Newcastle City Council has refused him a permit to be cremated in line with Hindu ritual, arguing that a pyre outside a crematorium is prohibited by the 1902 Cremation Act.

Although there have been Hindu cremations in the the past in Britain, in recent years the authorities have become stricter about enforcing the rules. There are more than 600,000 Hindus in Britain and many families pay thousands of pounds to fly the bodies of their loved ones to India for a traditional cremation.

Three years ago the Crown Prosecution Service decided not to prosecute after Mr Ghai organised a funeral pyre in Northumberland for Rajpal Mehat, 31, from India.

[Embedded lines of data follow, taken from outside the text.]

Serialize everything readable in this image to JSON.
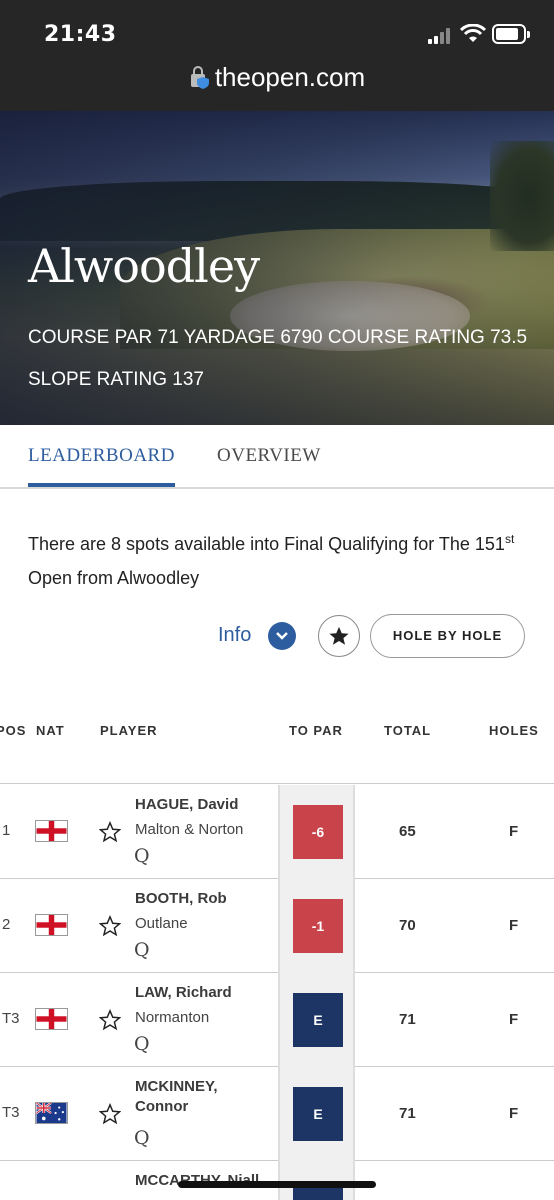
{
  "status_bar": {
    "time": "21:43"
  },
  "browser": {
    "url": "theopen.com"
  },
  "hero": {
    "title": "Alwoodley",
    "course_info": "COURSE PAR 71 YARDAGE 6790 COURSE RATING 73.5 SLOPE RATING 137"
  },
  "tabs": [
    {
      "label": "LEADERBOARD",
      "active": true
    },
    {
      "label": "OVERVIEW",
      "active": false
    }
  ],
  "intro": {
    "text_before": "There are 8 spots available into Final Qualifying for The 151",
    "superscript": "st",
    "text_after": " Open from Alwoodley"
  },
  "controls": {
    "info_label": "Info",
    "hole_by_hole_label": "HOLE BY HOLE"
  },
  "table": {
    "headers": {
      "pos": "POS",
      "nat": "NAT",
      "player": "PLAYER",
      "to_par": "TO PAR",
      "total": "TOTAL",
      "holes": "HOLES"
    },
    "rows": [
      {
        "pos": "1",
        "nat": "England",
        "name": "HAGUE, David",
        "club": "Malton & Norton",
        "qualifier": "Q",
        "to_par": "-6",
        "to_par_color": "#c9434a",
        "total": "65",
        "holes": "F"
      },
      {
        "pos": "2",
        "nat": "England",
        "name": "BOOTH, Rob",
        "club": "Outlane",
        "qualifier": "Q",
        "to_par": "-1",
        "to_par_color": "#c9434a",
        "total": "70",
        "holes": "F"
      },
      {
        "pos": "T3",
        "nat": "England",
        "name": "LAW, Richard",
        "club": "Normanton",
        "qualifier": "Q",
        "to_par": "E",
        "to_par_color": "#1c3564",
        "total": "71",
        "holes": "F"
      },
      {
        "pos": "T3",
        "nat": "Australia",
        "name": "MCKINNEY, Connor",
        "club": "",
        "qualifier": "Q",
        "to_par": "E",
        "to_par_color": "#1c3564",
        "total": "71",
        "holes": "F"
      },
      {
        "pos": "",
        "nat": "",
        "name": "MCCARTHY, Niall",
        "club": "",
        "qualifier": "",
        "to_par": "",
        "to_par_color": "#1c3564",
        "total": "",
        "holes": ""
      }
    ]
  }
}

Hindus believe that cremation is essential to free the soul from the body after death. The dead person’s oldest son is usually expected to light the fire. Monks and children, having no children of their own, are sometimes buried instead of cremated. The pyre must take place at a site on which the sun shines directly at noon and which is close to running water.

Yup. Let’s expand the precedence of religious law over secular, national law. We followers of the Flying Spaghetti Monster have a few rituals of our own we’d like to introduce – in the States and the U.K.

Or does the number of member of a religion – registered to vote – enter into the equation?

UPDATE: The High Court has ruled against Mr. Ghai’s request.

Number of Northern Ireland terrorists is tiny

Police say the number of republican dissidents trying to wreck the Northern Ireland peace process is about 300.

Chief Constable Sir Hugh Orde told the BBC that intelligence clearly showed the numbers intent on violence was a tiny proportion of the population. His comments came after three members of the security forces were killed in two separate attacks one week ago.

Nine people have now been arrested over the murders of a policeman in Craigavon and two soldiers in Antrim.

Det Supt Farrar said the killers had made an unsuccessful attempt to burn-out the getaway car after the murders. “As a result, we now have a number of forensic opportunities that we are exploring,” he said.

Sir Hugh told BBC1’s Andrew Marr Show: “Of course, the threat is very dangerous, that’s been evidenced in the last week, but it’s a very small group. “Three hundred people in a population of 1.7 million people puts it in perspective but it’s a threat we take seriously.

A small number of nutballs can still endanger very many law-abiding citizens. The KKK proved that in America.

As long as unity in peaceful political processes can be maintained by the major parties, life and change will proceed in all of Ireland.

Killers may have to pay funeral costs

Killers could be ordered to pay for the funeral expenses of their victims under legislation drafted by the Scottish government.

The measure, expected to be introduced in the Scottish Parliament next month as part of the Criminal Justice and Licensing Bill, would apply to those who cause fatal car crashes as well as those convicted of homicide, The Scotsman reported Saturday.

“We aim to give criminal courts more flexibility to award compensation against an offender, and update the remit of compensation orders so they can reflect changes in the means of the offender, and be used to pay funeral and bereavement expenses to the relatives of a deceased victim,” said Kenny MacAskill, the justice secretary. “If supported by parliament, these important changes will help more victims and their families.”

Some victims advocates don’t support the measure. I do.

But, then, I don’t pretend to be a nice guy.